▶ _DATASET CONTENT_:
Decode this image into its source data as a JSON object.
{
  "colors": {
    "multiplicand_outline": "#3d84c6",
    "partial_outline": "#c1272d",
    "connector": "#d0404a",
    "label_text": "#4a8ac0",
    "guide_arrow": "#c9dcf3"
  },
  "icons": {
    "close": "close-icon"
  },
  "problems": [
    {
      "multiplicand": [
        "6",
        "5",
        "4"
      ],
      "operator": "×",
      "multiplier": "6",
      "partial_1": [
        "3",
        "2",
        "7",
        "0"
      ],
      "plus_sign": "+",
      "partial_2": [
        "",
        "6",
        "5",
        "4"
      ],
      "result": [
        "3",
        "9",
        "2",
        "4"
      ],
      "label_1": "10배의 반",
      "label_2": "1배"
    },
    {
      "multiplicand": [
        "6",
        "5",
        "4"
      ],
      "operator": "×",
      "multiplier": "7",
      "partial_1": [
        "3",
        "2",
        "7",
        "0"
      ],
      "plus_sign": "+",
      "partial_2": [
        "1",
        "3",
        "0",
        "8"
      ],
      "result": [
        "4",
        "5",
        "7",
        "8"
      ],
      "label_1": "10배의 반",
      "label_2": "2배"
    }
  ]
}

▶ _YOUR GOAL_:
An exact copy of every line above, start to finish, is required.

▶ _SOLUTION TO THIS TASK_:
Decode this image into its source data as a JSON object.
{
  "colors": {
    "multiplicand_outline": "#3d84c6",
    "partial_outline": "#c1272d",
    "connector": "#d0404a",
    "label_text": "#4a8ac0",
    "guide_arrow": "#c9dcf3"
  },
  "icons": {
    "close": "close-icon"
  },
  "problems": [
    {
      "multiplicand": [
        "6",
        "5",
        "4"
      ],
      "operator": "×",
      "multiplier": "6",
      "partial_1": [
        "3",
        "2",
        "7",
        "0"
      ],
      "plus_sign": "+",
      "partial_2": [
        "",
        "6",
        "5",
        "4"
      ],
      "result": [
        "3",
        "9",
        "2",
        "4"
      ],
      "label_1": "10배의 반",
      "label_2": "1배"
    },
    {
      "multiplicand": [
        "6",
        "5",
        "4"
      ],
      "operator": "×",
      "multiplier": "7",
      "partial_1": [
        "3",
        "2",
        "7",
        "0"
      ],
      "plus_sign": "+",
      "partial_2": [
        "1",
        "3",
        "0",
        "8"
      ],
      "result": [
        "4",
        "5",
        "7",
        "8"
      ],
      "label_1": "10배의 반",
      "label_2": "2배"
    }
  ]
}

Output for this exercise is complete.